Japan took the lead in various international fora like the G-8 in condemning nuclear tests by India and Pakistan, while the Japanese Diet described the tests as constituting a major threat to human security.
This strong reaction from Japan was in many ways understandable given that the Japanese have experienced the brutality of nuclear weapons, and that experience has continued to shape their world-view. Yet, many in India saw the Japanese reaction as hypocritical given that India’s genuine security concerns were brushed aside even as Japan itself enjoyed the security guarantee of the US nuclear umbrella. As many in India see it, Japan’s commitment to the Nuclear Non-Proliferation Treaty (NPT), in many ways, remains predicated upon its reliance on American nuclear deterrence.
The US-India civilian nuclear energy cooperation pact concluded in 2008 has, however, changed the nuclear realities, and Japan is trying to come to grips with India’s new nuclear power status.
Though Japan has supported the US-India civilian nuclear energy cooperation treaty, differences remain. Japan continues to insist that India sign the NPT and the Comprehensive Test Ban Treaty (CTBT), whereas India has no intention of doing, accusing the treaty of being discriminatory.
Current Japanese law allows nuclear exports only to states that - unlike India - are either a party to the NPT or allow the UN’s International Atomic Energy Agency (IAEA) to safeguard all its nuclear facilities. If India decides to go in for more nuclear tests in the future, the Japanese government would be forced to respond in a manner that may be inimical to India-Japan ties.
The Nuclear Suppliers Group (NSG) approved the US-India nuclear pact in 2008 in which Japan went with the consensus that India’s nuclear record warranted its support for the deal. There has been a gradual evolution in the Japanese approach towards the Indian nuclear capability. It refused to view the US-India nuclear pact as a danger to the global non-proliferation framework and was not an obstacle in the decision of the NSG to amend its guidelines enabling India to trade in nuclear technology and fuel. But the Japanese government ruled out any civilian nuclear technology transfer to India, as domestic sentiment in Japan remains strongly anti-nuclear.
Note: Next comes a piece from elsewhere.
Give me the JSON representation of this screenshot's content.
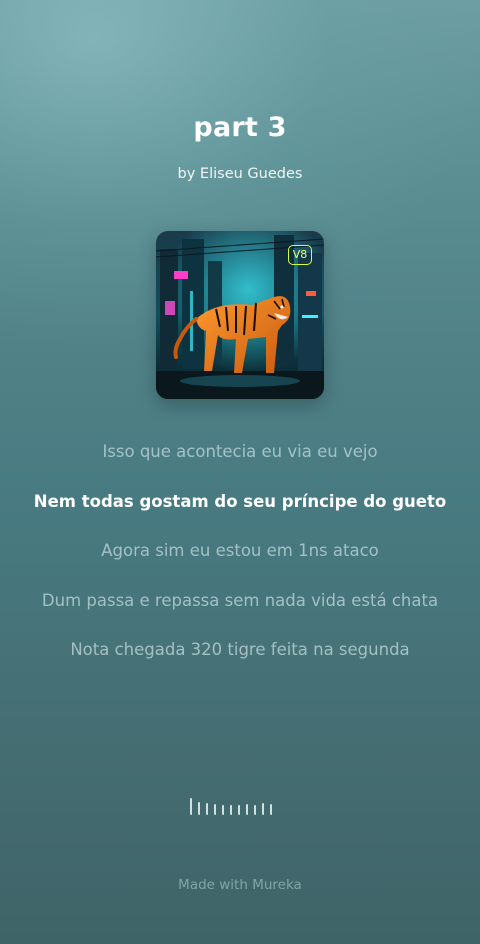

The issue of civil nuclear cooperation was also raised when then-Japanese Prime Minister Yukio Hatoyama visited India last year. Though Hatoyama was sympathetic to the Indian argument about the desirability of such a deal, he had stressed that India would have to provide assurances there would be no more nuclear tests.
But business is business.
Since securing the NSG approval, India has signed civilian nuclear cooperation agreements with states as diverse as the UK, France, Russia, Kazakhstan, Namibia, Angola and most recently, Canada.
Japan would like to be a part of this larger trend. Given the involvement of Japanese firms in the US and French nuclear industries, an Indo-Japanese pact is essential if US and French civilian nuclear cooperation with India is to be realized. Japanese approval is needed if GE-Hitachi and Toshiba-Westinghouse are to sell nuclear reactors to India.
Given the benefits the Japanese nuclear industry will reap from such a deal, it should come as no surprise that the Japanese Atomic Energy Agency and Ministry of Economics, Trade and Industry (METI) have pulled out all stops in support of the deal.
Though the commercial dimension of the deal is certainly significant, so is the political symbolism: An India-Japan civil nuclear pact would signal that Tokyo is ready to build a partnership with New Delhi to balance out China and Pakistan, the former which has recently rewarded the latter with civilian nuclear reactors.
By. Harsh V Pant